▶ _Task_:
Scan the records below and say how many lines include the word "JSON", giving no other text.

▶ _Records supplied_:
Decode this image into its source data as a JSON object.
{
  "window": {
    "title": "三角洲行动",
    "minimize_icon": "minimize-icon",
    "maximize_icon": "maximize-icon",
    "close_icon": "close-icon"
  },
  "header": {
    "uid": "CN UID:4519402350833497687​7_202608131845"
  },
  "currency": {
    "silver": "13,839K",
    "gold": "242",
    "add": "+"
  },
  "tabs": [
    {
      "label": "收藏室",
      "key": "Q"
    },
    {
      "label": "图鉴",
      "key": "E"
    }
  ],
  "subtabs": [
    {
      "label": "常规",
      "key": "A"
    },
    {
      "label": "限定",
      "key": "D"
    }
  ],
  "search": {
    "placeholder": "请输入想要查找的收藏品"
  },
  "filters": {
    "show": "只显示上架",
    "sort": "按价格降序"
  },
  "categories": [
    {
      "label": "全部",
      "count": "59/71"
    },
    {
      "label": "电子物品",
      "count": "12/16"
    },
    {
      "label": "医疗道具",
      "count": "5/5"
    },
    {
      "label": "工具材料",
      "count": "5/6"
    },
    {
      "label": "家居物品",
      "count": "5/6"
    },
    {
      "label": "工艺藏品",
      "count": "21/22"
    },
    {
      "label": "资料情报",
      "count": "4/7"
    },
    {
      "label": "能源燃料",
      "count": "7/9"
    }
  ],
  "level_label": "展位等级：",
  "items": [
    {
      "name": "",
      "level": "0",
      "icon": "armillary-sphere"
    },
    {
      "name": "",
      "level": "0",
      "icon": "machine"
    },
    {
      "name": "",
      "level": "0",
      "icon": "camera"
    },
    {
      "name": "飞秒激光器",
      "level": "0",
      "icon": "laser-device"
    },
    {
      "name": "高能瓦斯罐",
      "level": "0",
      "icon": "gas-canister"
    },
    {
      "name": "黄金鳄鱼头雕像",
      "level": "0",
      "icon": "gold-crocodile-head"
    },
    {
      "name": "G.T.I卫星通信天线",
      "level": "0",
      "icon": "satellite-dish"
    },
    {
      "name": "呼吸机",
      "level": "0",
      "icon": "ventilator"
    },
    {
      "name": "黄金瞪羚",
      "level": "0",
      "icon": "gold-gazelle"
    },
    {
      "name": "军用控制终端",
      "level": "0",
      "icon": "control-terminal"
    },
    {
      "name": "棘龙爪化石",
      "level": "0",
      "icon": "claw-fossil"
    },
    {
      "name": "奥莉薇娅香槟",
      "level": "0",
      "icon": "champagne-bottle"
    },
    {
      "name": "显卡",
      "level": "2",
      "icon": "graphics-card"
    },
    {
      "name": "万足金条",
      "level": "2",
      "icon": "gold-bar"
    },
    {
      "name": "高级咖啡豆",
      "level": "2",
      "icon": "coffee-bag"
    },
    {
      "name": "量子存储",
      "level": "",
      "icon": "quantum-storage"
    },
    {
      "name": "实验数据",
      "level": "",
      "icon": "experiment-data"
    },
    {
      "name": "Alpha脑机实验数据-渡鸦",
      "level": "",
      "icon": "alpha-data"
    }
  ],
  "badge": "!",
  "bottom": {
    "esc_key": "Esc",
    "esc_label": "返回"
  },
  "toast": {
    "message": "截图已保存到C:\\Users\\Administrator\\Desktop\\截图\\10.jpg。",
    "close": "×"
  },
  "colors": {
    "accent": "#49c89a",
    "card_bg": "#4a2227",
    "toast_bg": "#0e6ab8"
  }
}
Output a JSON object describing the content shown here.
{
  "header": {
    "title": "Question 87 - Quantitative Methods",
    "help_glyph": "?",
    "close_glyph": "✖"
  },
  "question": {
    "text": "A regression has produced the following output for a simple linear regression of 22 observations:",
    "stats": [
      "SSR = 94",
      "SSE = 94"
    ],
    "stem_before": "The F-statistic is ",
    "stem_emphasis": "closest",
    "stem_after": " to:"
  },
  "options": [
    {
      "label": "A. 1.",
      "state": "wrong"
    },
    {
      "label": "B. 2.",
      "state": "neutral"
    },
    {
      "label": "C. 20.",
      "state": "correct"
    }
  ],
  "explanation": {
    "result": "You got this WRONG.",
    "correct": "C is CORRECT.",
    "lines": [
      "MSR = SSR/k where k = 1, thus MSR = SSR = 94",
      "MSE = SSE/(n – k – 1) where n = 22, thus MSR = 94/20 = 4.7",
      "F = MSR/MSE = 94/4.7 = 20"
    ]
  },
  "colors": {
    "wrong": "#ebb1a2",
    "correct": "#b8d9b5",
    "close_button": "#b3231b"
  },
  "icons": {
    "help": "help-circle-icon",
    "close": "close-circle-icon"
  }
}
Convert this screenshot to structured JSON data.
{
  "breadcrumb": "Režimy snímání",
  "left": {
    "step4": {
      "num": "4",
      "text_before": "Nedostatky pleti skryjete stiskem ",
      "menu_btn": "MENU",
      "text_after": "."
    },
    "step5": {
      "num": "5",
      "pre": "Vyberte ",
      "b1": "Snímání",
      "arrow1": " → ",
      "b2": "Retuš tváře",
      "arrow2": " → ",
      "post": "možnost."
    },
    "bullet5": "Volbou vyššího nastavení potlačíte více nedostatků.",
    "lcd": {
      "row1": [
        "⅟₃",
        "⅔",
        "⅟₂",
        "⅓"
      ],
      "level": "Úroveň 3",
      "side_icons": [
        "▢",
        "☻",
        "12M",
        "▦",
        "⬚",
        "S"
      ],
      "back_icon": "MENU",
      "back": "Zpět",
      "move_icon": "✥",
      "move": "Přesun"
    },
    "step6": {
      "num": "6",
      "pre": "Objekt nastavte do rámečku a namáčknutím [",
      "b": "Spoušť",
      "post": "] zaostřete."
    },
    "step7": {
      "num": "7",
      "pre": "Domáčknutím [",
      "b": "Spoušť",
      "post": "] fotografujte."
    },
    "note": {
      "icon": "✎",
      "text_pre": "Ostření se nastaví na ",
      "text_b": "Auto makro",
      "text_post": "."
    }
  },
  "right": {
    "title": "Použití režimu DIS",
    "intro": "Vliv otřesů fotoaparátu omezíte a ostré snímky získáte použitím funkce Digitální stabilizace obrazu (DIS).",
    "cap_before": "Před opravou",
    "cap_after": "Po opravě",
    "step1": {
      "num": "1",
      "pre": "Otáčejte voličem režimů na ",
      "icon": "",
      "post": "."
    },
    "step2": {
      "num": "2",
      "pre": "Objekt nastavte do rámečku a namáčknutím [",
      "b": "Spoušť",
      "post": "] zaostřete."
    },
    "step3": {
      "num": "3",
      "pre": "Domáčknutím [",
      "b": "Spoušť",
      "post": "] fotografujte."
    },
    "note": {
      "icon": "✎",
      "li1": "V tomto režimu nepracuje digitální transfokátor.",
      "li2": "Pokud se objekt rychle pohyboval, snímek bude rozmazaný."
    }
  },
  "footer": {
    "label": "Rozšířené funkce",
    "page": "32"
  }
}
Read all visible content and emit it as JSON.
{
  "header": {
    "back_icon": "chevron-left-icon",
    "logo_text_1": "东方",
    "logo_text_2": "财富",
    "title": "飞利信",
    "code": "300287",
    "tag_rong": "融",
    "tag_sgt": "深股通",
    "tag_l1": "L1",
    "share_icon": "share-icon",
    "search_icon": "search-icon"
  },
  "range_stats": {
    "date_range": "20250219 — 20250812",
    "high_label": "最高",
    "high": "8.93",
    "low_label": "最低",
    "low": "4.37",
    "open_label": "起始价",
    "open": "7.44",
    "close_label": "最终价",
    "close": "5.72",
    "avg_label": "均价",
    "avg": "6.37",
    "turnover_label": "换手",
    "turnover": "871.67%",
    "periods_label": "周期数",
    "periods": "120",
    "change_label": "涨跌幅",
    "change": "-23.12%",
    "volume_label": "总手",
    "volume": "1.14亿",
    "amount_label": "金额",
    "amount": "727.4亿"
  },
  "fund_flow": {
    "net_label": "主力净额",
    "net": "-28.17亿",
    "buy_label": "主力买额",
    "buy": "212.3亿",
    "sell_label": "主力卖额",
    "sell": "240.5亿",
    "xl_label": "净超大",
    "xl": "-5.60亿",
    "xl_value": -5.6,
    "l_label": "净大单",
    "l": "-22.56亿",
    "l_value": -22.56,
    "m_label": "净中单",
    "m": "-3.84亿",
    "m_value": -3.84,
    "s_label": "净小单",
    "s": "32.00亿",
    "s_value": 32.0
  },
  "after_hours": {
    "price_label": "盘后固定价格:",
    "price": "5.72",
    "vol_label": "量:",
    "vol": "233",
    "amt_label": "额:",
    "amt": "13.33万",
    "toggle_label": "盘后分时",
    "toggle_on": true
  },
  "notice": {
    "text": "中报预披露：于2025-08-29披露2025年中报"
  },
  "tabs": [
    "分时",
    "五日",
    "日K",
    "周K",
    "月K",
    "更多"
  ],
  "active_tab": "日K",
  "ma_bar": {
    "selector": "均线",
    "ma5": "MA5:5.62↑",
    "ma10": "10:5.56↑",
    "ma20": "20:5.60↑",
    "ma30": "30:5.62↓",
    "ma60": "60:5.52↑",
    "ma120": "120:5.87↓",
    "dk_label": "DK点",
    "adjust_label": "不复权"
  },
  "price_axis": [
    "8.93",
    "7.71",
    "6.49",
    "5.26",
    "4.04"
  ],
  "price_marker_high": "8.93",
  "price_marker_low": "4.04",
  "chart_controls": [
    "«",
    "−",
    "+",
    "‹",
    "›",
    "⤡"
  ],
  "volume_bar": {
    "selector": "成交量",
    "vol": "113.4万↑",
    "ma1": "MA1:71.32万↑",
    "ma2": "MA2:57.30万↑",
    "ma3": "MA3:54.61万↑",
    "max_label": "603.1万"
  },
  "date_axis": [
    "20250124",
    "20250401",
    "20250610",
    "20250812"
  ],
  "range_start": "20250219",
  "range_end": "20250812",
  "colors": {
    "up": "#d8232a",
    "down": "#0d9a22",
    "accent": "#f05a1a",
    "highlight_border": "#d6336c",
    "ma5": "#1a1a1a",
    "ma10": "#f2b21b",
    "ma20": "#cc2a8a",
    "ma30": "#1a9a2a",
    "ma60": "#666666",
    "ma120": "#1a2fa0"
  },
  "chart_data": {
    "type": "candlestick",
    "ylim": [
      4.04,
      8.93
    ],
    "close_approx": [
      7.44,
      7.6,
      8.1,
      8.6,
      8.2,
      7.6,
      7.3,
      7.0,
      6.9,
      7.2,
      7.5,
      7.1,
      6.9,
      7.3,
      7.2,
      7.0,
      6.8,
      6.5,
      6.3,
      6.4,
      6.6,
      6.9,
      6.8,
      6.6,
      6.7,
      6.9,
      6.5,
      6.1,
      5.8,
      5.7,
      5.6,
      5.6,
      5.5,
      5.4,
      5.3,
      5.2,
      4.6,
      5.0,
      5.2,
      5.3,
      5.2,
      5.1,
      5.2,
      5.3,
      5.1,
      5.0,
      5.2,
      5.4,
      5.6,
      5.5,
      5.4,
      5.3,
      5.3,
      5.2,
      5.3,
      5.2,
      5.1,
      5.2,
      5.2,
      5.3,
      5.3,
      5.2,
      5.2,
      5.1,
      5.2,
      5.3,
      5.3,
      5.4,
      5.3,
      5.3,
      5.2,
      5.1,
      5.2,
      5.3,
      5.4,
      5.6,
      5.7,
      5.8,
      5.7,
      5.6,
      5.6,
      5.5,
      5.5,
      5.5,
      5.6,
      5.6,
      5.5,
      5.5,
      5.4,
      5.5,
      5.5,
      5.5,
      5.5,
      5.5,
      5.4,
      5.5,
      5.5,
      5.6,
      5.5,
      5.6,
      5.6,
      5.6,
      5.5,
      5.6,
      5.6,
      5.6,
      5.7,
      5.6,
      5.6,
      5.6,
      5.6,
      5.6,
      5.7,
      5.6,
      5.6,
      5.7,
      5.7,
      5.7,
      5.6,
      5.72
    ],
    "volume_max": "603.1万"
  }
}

▶ _Result of this task_:
4